=== Section Start ===

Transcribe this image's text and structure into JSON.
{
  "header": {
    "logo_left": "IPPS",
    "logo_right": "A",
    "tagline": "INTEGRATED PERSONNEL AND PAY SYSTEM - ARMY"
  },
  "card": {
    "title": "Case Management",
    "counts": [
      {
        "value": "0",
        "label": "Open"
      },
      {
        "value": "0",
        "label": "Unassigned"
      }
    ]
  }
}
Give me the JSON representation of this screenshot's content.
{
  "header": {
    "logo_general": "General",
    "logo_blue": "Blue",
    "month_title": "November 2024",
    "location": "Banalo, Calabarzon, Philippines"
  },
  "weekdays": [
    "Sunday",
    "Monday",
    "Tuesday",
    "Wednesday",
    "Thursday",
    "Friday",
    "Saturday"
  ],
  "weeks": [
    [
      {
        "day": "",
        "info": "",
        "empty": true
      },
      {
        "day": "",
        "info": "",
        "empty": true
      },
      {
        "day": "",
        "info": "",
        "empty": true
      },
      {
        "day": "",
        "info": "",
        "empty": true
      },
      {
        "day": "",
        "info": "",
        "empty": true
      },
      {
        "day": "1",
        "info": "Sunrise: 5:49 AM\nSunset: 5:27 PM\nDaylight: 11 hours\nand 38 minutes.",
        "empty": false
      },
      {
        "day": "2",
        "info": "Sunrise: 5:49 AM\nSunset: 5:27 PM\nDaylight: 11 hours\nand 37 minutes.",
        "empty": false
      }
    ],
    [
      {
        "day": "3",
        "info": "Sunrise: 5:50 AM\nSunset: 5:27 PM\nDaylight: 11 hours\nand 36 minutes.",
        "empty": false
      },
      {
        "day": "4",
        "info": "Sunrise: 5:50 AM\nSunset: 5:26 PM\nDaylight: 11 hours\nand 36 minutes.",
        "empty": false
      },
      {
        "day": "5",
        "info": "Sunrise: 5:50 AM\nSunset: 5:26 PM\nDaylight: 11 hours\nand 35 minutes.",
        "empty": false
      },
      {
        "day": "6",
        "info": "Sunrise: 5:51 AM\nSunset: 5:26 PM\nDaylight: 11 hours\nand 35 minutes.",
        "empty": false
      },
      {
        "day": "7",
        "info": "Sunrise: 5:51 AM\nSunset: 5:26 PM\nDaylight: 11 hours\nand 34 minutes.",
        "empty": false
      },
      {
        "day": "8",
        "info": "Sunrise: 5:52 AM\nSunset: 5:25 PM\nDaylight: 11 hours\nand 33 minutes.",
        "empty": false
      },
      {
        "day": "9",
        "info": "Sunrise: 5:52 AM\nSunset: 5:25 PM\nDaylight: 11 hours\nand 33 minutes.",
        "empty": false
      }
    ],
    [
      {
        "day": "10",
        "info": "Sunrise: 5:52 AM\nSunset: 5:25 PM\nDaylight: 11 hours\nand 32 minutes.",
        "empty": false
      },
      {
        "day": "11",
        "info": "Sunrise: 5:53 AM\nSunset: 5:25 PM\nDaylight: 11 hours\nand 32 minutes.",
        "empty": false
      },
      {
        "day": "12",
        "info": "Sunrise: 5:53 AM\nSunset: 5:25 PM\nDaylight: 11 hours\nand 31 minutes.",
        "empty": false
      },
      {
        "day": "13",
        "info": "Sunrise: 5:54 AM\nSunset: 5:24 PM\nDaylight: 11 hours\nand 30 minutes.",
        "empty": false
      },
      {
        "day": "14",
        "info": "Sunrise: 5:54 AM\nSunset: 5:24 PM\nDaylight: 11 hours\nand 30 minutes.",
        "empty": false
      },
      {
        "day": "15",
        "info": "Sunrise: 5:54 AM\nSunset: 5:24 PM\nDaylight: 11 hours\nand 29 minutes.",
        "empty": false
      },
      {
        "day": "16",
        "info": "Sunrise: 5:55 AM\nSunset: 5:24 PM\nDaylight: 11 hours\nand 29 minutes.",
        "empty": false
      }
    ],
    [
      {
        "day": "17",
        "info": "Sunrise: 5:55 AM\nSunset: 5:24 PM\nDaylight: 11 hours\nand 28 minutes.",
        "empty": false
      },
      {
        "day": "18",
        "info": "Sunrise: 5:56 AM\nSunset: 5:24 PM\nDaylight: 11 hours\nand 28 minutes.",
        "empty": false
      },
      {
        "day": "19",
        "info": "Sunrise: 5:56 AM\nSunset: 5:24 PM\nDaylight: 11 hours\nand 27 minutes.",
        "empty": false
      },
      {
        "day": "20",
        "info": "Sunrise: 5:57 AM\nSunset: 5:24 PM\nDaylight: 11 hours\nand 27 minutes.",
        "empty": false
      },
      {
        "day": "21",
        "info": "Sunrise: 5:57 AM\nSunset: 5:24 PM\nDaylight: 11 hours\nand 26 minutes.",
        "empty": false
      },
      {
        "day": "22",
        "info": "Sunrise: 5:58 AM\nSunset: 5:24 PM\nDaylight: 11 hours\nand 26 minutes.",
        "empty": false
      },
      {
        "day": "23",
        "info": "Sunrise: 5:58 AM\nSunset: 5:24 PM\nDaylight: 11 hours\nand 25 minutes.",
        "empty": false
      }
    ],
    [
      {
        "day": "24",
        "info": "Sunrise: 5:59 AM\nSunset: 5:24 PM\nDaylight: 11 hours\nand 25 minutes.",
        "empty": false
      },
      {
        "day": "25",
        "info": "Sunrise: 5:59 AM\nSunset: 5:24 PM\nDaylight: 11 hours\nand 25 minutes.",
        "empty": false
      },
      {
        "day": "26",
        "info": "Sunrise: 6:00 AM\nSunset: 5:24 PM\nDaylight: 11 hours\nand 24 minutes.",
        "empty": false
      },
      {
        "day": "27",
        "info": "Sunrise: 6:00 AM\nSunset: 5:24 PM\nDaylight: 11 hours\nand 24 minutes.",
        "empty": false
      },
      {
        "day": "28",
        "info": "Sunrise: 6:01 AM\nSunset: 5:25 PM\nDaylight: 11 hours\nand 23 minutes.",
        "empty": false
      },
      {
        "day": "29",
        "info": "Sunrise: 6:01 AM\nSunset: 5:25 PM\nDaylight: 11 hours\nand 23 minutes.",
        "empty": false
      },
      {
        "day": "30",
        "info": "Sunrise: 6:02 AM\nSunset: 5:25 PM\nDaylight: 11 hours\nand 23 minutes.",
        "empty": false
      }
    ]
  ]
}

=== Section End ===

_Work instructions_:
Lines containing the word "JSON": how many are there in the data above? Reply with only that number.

_Result for this task_:
2